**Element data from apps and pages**
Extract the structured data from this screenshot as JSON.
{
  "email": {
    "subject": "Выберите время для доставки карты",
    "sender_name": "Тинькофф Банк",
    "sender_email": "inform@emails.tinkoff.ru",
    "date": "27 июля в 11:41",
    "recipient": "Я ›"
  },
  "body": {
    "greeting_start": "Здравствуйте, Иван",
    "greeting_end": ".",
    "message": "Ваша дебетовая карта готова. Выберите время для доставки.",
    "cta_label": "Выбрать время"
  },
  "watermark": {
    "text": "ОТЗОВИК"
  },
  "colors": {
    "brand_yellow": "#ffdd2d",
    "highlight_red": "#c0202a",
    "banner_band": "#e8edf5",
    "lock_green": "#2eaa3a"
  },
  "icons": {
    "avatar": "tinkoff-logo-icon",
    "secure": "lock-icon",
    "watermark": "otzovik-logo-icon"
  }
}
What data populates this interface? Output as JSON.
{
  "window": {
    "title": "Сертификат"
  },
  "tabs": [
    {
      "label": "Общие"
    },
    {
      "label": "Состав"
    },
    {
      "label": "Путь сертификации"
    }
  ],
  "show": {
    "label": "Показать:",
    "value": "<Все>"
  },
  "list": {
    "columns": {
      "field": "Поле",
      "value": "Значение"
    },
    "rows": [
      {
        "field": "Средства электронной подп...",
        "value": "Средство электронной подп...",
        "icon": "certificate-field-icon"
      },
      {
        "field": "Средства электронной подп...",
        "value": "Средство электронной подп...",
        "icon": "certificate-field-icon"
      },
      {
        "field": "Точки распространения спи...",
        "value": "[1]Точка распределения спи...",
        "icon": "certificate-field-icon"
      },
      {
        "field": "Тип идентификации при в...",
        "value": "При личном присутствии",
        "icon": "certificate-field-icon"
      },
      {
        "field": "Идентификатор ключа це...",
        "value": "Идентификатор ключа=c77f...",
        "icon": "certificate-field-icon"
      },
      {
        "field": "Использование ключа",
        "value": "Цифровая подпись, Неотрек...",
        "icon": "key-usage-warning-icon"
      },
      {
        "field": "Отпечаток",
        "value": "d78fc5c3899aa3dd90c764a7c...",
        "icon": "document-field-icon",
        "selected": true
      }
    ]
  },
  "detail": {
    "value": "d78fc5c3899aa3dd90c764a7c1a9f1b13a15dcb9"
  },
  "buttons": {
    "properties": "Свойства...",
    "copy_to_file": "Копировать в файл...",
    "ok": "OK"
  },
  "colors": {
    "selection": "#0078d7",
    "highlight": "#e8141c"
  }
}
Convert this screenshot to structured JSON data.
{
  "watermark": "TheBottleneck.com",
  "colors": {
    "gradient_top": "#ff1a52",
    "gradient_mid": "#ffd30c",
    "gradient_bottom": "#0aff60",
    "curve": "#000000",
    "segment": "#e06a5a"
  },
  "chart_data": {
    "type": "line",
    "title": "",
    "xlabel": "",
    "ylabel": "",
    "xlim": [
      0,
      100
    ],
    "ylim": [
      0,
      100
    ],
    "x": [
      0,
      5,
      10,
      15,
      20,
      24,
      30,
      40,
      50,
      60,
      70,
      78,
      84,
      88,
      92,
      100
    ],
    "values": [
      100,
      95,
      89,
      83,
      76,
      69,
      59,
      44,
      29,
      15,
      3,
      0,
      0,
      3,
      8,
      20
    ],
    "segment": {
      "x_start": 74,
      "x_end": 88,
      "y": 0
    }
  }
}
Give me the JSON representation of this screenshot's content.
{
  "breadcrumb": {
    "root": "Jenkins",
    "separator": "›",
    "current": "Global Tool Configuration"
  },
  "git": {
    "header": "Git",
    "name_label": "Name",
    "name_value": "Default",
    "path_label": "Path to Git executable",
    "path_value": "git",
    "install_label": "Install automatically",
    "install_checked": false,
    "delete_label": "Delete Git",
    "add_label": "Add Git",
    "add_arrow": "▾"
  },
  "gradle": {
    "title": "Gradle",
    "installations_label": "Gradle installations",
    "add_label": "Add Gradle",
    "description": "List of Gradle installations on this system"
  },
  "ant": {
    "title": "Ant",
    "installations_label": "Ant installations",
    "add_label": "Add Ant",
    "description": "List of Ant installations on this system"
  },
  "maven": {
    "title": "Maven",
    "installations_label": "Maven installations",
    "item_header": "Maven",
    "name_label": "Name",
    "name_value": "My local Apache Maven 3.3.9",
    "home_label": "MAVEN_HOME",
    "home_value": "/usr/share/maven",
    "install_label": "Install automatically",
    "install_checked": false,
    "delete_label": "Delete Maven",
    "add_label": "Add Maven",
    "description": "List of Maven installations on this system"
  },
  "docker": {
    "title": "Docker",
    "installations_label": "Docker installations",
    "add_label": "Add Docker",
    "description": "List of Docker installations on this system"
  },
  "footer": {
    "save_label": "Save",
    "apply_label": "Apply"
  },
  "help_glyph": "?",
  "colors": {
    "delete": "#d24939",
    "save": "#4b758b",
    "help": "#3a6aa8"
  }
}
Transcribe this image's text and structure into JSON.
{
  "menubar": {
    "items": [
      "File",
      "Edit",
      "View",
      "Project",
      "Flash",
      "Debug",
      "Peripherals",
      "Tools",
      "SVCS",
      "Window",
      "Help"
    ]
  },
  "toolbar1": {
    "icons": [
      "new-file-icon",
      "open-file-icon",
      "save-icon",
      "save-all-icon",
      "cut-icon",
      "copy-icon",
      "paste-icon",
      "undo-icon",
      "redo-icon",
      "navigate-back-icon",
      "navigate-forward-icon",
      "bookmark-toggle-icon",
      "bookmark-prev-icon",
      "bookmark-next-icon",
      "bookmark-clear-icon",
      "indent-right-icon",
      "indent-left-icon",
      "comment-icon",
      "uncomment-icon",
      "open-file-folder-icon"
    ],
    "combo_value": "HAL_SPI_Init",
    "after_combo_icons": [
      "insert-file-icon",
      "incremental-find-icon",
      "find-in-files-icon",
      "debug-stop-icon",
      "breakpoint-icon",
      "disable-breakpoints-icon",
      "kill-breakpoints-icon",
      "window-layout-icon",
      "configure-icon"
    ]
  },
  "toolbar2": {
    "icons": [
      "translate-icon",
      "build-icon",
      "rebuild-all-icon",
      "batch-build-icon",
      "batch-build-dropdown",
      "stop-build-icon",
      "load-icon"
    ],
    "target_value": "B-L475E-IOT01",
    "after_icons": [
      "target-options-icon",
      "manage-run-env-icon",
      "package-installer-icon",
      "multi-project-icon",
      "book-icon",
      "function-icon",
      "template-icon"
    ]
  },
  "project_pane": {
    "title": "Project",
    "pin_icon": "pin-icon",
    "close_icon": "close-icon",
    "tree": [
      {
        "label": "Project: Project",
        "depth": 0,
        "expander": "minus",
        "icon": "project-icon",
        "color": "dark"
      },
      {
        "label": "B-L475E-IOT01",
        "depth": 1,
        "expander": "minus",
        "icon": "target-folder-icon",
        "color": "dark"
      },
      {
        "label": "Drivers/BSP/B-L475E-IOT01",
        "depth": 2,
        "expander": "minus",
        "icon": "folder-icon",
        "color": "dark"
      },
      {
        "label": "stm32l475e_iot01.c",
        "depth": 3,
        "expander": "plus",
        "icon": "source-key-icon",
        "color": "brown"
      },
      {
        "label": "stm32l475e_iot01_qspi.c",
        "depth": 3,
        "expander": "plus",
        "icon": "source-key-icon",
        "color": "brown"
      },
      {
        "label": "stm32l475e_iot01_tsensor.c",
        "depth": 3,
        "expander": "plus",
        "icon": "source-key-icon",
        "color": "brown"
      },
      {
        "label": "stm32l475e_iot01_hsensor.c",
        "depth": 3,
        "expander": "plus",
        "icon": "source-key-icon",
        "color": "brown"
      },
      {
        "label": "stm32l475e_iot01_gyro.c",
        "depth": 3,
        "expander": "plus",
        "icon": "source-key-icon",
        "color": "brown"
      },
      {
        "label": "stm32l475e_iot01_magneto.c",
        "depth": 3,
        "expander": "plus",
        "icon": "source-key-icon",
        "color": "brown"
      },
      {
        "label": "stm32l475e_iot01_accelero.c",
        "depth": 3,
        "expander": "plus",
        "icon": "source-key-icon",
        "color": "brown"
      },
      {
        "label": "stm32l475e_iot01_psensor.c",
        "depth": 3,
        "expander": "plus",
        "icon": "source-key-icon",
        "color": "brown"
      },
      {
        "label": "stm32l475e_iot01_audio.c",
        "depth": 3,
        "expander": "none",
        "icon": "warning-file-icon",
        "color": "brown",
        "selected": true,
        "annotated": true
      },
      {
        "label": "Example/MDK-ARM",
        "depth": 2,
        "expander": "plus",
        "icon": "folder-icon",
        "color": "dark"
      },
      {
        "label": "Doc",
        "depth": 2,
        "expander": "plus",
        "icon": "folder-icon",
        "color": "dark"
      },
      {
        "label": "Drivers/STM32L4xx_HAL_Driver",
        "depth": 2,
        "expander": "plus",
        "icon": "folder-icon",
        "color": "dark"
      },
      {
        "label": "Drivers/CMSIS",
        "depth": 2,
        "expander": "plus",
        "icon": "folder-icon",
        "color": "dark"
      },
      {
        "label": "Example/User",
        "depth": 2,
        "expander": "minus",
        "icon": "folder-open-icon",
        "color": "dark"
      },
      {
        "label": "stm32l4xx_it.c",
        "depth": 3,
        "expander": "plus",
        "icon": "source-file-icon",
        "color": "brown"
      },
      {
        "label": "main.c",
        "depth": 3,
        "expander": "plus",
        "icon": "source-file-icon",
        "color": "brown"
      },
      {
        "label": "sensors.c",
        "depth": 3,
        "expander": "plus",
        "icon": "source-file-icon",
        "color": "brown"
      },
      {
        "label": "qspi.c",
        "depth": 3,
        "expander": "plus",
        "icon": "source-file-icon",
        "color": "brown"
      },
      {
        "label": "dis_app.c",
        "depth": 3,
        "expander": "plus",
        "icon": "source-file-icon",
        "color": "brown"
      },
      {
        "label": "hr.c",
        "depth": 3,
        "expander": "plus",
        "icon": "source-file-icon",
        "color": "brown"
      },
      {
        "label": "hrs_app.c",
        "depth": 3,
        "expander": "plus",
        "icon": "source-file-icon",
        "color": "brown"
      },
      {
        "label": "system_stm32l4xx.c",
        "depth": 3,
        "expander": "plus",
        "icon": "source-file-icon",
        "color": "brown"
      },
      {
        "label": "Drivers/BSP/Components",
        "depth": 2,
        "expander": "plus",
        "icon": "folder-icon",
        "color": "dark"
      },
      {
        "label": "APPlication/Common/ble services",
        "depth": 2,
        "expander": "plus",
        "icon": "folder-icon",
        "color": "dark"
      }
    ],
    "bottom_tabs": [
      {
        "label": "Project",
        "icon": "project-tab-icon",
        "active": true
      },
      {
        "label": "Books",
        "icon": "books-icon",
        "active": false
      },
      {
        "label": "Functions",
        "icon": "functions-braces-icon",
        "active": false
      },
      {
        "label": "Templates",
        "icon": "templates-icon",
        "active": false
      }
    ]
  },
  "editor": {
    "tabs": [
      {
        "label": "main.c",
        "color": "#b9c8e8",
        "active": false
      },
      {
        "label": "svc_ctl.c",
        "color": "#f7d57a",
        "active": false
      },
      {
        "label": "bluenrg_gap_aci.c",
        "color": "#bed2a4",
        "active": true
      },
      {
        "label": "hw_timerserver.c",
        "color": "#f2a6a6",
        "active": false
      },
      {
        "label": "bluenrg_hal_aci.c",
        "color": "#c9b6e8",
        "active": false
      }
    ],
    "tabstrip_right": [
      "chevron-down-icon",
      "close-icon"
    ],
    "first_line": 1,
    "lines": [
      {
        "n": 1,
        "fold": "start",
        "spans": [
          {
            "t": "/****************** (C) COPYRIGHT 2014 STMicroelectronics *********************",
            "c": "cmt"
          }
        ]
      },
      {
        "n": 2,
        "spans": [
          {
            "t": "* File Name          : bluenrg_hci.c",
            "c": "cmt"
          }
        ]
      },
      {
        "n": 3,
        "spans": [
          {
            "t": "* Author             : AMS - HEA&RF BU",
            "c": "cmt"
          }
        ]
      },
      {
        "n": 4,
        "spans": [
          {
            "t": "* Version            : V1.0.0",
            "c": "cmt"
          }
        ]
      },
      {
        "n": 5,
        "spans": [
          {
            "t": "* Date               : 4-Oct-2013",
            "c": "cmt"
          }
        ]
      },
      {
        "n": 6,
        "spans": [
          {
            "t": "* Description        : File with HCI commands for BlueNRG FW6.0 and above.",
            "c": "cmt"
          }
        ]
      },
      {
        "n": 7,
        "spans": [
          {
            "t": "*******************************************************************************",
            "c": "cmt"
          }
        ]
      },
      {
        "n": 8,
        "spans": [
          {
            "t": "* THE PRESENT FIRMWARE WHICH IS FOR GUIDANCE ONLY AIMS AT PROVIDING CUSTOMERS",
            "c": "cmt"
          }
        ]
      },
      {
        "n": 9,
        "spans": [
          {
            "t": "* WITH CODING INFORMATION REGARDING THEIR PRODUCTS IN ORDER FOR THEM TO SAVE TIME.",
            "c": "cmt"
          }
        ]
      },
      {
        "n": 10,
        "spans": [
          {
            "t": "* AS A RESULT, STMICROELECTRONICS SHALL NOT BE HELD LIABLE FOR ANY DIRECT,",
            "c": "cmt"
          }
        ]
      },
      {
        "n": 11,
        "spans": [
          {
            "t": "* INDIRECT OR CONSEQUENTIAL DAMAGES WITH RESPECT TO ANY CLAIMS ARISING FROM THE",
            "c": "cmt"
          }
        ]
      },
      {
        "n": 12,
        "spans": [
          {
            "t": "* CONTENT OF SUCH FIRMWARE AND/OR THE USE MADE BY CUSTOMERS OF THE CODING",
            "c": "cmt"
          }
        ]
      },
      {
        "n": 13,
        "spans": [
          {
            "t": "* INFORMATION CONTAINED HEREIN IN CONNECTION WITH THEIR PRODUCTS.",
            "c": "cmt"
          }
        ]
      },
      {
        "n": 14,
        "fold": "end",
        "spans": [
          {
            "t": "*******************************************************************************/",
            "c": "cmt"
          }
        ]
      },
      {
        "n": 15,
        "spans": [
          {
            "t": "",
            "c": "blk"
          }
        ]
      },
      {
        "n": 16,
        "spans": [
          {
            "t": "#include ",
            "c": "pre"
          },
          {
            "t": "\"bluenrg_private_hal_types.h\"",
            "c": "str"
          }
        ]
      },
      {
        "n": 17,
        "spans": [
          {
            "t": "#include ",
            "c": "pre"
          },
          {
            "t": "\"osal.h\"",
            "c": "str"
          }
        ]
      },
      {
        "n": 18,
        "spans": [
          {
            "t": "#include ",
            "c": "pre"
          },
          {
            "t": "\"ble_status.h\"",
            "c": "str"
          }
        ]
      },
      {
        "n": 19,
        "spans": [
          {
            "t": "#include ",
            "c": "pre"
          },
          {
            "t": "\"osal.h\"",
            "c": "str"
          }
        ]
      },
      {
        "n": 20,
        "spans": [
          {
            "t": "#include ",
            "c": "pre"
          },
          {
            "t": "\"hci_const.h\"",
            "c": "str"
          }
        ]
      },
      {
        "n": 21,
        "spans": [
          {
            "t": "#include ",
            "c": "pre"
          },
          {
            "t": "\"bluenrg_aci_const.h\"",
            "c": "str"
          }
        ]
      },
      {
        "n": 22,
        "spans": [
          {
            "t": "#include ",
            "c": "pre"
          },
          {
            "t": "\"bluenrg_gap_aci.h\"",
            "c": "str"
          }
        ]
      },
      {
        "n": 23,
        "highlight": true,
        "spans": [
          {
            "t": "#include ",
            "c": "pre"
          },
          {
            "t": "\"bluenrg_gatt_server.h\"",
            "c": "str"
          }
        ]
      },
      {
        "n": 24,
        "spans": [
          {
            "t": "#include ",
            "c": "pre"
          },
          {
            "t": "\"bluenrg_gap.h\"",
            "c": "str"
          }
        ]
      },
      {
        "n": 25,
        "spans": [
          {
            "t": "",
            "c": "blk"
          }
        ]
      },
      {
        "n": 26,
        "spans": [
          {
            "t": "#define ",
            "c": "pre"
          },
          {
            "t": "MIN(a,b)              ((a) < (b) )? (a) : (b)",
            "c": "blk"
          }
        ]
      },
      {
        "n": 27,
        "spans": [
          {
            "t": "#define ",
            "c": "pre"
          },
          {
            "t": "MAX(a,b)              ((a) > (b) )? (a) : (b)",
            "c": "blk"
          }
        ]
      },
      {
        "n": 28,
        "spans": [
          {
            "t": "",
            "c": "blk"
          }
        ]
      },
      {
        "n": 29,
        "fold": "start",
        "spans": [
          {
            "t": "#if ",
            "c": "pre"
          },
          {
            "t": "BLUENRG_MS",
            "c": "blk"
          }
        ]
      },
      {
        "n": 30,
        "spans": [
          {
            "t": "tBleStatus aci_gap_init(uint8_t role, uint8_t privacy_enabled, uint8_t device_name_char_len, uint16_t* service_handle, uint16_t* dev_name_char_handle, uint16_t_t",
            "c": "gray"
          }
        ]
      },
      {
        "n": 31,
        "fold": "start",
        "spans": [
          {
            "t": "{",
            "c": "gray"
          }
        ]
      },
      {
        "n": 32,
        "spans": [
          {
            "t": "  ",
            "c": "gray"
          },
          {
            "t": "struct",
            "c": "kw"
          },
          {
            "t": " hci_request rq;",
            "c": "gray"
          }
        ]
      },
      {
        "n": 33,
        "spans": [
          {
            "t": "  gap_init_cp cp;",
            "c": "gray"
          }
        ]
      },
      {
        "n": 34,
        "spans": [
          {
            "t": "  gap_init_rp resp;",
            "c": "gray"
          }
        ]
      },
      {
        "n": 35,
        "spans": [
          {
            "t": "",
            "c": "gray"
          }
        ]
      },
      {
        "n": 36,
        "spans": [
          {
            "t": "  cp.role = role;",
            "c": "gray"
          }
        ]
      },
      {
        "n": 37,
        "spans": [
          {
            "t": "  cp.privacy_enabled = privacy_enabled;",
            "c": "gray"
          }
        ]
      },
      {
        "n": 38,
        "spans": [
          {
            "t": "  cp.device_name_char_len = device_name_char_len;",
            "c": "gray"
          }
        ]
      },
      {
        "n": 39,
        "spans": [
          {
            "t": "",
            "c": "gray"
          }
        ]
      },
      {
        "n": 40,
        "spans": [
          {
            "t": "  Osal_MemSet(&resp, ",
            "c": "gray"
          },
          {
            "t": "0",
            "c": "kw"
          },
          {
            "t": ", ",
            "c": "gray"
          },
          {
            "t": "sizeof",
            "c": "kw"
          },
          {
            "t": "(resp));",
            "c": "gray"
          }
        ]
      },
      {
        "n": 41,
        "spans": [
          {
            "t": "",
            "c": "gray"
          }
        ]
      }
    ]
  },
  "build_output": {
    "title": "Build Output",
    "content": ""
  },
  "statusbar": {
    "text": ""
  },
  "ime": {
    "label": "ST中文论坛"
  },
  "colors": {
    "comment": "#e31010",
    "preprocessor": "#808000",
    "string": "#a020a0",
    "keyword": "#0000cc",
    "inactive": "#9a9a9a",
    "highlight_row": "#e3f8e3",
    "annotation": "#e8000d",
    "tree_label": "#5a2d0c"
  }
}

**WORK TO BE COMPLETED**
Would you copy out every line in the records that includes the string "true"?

**RESPONSE BOX**
        "selected": true
        "selected": true,
        "annotated": true
        "active": true
        "active": true
        "highlight": true,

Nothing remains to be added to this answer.